======== DATA FOR ANALYSIS
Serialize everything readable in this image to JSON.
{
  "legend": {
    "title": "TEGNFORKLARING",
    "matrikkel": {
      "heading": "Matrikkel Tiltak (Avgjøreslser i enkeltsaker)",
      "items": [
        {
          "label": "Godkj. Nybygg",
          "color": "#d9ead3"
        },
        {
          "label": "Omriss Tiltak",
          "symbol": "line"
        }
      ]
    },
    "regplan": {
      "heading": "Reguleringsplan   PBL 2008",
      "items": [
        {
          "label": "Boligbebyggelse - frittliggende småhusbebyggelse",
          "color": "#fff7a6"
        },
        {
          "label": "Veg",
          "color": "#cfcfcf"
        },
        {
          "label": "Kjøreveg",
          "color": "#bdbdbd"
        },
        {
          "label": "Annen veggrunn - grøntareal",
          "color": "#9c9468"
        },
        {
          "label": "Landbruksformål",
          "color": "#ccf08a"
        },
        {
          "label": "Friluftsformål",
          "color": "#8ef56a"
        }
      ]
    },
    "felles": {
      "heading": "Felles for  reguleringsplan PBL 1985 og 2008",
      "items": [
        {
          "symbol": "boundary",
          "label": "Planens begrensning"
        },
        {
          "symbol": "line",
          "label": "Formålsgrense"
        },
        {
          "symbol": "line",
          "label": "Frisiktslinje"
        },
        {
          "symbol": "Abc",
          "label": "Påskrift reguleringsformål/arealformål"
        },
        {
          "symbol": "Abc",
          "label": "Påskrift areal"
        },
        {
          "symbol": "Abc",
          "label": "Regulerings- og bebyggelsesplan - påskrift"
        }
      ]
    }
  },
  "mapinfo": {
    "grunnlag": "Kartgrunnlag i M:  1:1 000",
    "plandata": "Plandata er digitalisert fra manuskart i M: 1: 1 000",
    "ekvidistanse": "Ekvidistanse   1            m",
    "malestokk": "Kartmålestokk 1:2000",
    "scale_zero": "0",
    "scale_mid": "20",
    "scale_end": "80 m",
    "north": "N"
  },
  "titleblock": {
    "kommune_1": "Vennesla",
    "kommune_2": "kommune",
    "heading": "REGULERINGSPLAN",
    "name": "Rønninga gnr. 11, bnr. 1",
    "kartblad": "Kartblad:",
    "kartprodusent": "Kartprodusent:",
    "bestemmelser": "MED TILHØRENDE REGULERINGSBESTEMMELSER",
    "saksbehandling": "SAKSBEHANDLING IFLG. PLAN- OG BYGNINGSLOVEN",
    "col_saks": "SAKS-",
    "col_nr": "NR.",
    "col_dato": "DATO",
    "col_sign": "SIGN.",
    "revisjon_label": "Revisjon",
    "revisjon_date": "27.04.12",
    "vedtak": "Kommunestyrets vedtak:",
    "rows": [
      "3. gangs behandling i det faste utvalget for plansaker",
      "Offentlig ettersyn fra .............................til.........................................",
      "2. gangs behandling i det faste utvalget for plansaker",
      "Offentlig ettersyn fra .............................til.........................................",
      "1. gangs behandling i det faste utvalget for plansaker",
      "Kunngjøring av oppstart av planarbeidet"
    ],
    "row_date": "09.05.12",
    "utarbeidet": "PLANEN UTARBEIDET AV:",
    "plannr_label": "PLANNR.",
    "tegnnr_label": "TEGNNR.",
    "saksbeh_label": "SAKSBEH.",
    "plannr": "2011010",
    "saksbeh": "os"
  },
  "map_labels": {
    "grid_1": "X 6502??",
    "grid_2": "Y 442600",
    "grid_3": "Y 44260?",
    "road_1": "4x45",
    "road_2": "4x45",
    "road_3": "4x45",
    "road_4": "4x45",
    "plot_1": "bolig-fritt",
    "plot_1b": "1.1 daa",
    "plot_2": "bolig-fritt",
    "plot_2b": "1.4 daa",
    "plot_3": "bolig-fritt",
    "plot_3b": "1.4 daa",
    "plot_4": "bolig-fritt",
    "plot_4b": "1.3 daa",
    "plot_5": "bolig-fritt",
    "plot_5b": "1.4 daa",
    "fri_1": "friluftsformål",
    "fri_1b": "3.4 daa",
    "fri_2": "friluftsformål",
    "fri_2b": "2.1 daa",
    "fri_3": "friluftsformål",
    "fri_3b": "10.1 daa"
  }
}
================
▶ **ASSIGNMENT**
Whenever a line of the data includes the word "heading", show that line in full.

▶ **OUTPUT FOR THIS TASK**
      "heading": "Matrikkel Tiltak (Avgjøreslser i enkeltsaker)",
      "heading": "Reguleringsplan   PBL 2008",
      "heading": "Felles for  reguleringsplan PBL 1985 og 2008",
    "heading": "REGULERINGSPLAN",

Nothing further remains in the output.